Another possible explanation of the lower cytokine expression is reduced number and activity of microglia/macrophages, which assemble at the injury site and secrete cytokines in KO mice compared with WT. Microglia and macrophages from injured spinal cord secrete TNF-α (Pearse et al., 2004). Macrophage density increases TNF-α, IL-1, and IL-6 expression (Leskovar et al., 2000). OPN deficiency reduces macrophages and CD4-positive T-cells, as well as TNF-α in hepatic granuloma (Morimoto et al., 2004). OPN is chemotactic for microglia/macrophages, and microglia/macrophages express high levels of OPN (Giachelli et al., 1998). The number of microglia/macrophages in injured spinal cord may have been partially responsible for the difference of gene expression in TNF-α, IL-1, or IL-6 in KO versus WT mice at 24 h after spinal cord injury. Interestingly, Mac-1-positive microglia/macrophages were more accumulated in KO than WT mice at 7 d after spinal cord injury. OPN deficiency may influence the phase shift of inflammatory cell accumulation after spinal cord injury.
Although Q-RT-PCR did not show statistical differences of neurotrophic factor gene expression between injured KO and WT mice, the data suggest that KO mice had less GDNF and NGF-β expression than WT. NGF increases osteopontin in human periodontal ligament cells (Kurihara et al., 2003). OPN also may have complementary function with NGF gene. Increases in the GDNF mRNA levels correlated with the restoration activity of locomotor function (Hashimoto et al., 2005b). Gene expression difference of neurotrophic factor between KO versus WT spinal cord may be partially related with tissue sparing or axonal regeneration.
Locomotor recovery and histology
In the present study, KO mice had less spared white matter measured in pixels than WT. This is one reason why OPN knock-out mice had lower BMS scores than in WT mice during the entire 6 weeks of observed recovery. Note that analysis of uninjured spinal cords indicated that KO mice had less white matter than WT. This is consistent with previous in vitro and in vivo studies indicating that OPN −/− mice contained significantly less MBP than WT mice and that OPN expression is upregulated during demyelination and remyelination (Selvaraju et al., 2004). OPN therefore may play a role in remyelination after spinal cord injury.
NeuN-positive cell counts indicated significant greater neuron loss in KO than WT mice. In addition to anti-apoptotic function as described, OPN improves survival of interstitial and tubular cells (Ophascharoensuk et al., 1999), endothelial cells (Khan et al., 2002), and vascular smooth muscle cells (Weintraub et al., 2000). The deficiency of OPN influenced neuronal loss in KO mice and impaired locomotor recovery after spinal cord injury.
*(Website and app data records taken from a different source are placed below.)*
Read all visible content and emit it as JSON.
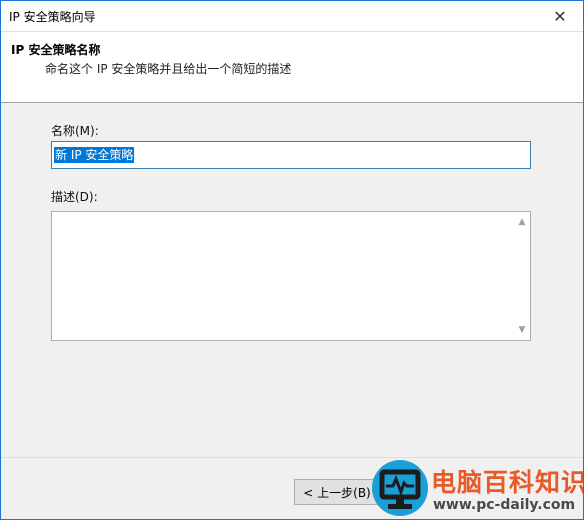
{
  "window": {
    "title": "IP 安全策略向导",
    "close_glyph": "✕"
  },
  "header": {
    "title": "IP 安全策略名称",
    "description": "命名这个 IP 安全策略并且给出一个简短的描述"
  },
  "form": {
    "name_label": "名称(M):",
    "name_value": "新 IP 安全策略",
    "description_label": "描述(D):",
    "description_value": ""
  },
  "footer": {
    "back_button_label": "< 上一步(B)"
  },
  "watermark": {
    "text": "电脑百科知识",
    "url": "www.pc-daily.com",
    "brand_color": "#e95a27",
    "logo_color": "#1a9fd8"
  }
}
Lower proinflammatory cytokines in OPN KO mice may explain the reason for impaired locomotor recovery than WT, because recombinant IL-1β, TNF-α, and IL-6 treatment of injured spinal cord results in more spared tissue than controls (Klusman and Schwab, 1997). In the present study, we can rather conclude that sufficient upregulation of inflammatory cytokine is essential to attain better neurological recovery after spinal cord injury.
OPN-deficient mice had significantly smaller caudal spinal cords than WT mice after spinal cord injury. Although KO mice had less white matter to begin with, this finding is consistent with the smaller total areas of white matter and counts of NeuN-positive cells in KO mice after spinal cord injury. Exercise prevents regressive changes in the motor neurons and dendrites in transected spinal cords (Gazula et al., 2004). Neuron loss may also be greater in KO mice as a result of greater locomotor impairment in these mice.
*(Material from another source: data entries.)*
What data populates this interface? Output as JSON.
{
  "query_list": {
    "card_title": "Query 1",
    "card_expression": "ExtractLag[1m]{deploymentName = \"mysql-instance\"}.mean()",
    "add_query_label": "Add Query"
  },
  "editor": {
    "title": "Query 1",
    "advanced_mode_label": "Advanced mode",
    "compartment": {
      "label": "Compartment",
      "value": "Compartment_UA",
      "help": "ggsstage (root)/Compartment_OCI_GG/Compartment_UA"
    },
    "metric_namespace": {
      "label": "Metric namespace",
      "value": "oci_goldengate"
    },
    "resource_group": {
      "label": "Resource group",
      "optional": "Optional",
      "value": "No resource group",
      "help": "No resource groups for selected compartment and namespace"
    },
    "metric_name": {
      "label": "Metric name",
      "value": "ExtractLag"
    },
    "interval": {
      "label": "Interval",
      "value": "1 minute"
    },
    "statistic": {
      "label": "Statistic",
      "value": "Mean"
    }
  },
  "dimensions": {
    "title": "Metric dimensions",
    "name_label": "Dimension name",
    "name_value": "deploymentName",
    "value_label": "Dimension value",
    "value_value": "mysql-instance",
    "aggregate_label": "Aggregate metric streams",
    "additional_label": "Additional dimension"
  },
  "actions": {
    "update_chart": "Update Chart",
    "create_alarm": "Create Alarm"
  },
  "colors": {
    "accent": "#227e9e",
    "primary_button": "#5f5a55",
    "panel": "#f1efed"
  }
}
Comparison with other KO mice studies
Two other knock-out mice studies compared locomotor scores after spinal cord contusion. One (Abe et al., 2003) studied mice that were deficient in tissue plasminogen activator, whereas the other studied mice that were deficient in matrix metalloproteinase-9 (Noble et al., 2002). These two studies found better locomotor recovery in KO than WT mice. Both of these genes show peak expression at 24 h after spinal cord contusion injury. OPN expression peaks 3–7 d after spinal cord compression in mice (Hashimoto et al., 2005a). The slower time course of OPN expression suggests that OPN may play a role in the recovery.
Several studies compared locomotor scores in knock-out mice after dorsal hemisection. Kerr and Patterson (2004) studied recovery from dorsal hemisection in mice with leukemia inhibitory factor deficiency, and Goldshmit et al. (2004) studied mice that lacked EphA4. Casha et al. (2005) studied the responses of FAS-deficient rats to clip compression injury. In both EphA4- and FAS-deficient mice, locomotor scores after spinal cord lesion were better in KO than WT mice. FAS deficiency rescued more neurons, and EphA4 deficiency prevented glial scar formation.
Our study of OPN-deficient mice showed worse locomotor recovery because of greater neuronal loss and less white matter sparing. Because we did not see astroglial scar difference, increased macrophages/microglia, or CD3-immunoreactive area, we can ascribe worse locomotor recovery to tissue sparing.
In summary, OPN-deficient and wild-type mice were subjected to spinal cord contusion injury using an NYU impactor modified for mice. The impactor delivered consistent impacts to the spinal cords. Lesion volumes calculated from total tissue potassium concentration at 24 h did not differ significantly between KO and WT mice. We selected 14 apoptosis-related genes or neurotrophins for additional analysis by Q-RT-PCR. Bcl-2, TNF-α, IL-1β, and IL-6 mRNAs were downregulated in KO compared with WT mice. Locomotor performance for 6 weeks was assessed by BMS score and found to be significantly lower in KO than WT mice. BMS scores of KO mice never exceeded those of WT mice for 6 weeks after injury. At 6 weeks, histological studies revealed greater NeuN-positive neuron loss and less spared white matter area in KO than WT mice. These data suggest that OPN is beneficial for recovery from spinal cord injury.
This study was sponsored by New Jersey Commission on Spinal Cord Research. We thank Dr. Masashi Yamazaki, Masao Koda, and Yutaka Nishio at Chiba University and Dr. Ron Hart at Rutgers University for useful discussion. We also thank Dr. Bor Tom Ng, Dr. Crista Adamson, Jessica Lum, Dr. Noriko Kane-Goldsmith, Dr. Tsutomu Iseda, and Pui Tom for technical assistance, and Hock Ng and the animal care team at Rutgers University for the animal care in this study.
- Correspondence should be addressed to Dr. Wise Young, Nelson Biological Laboratories, Room D251, 604 Allison Road, Piscataway, NJ 08854-8084.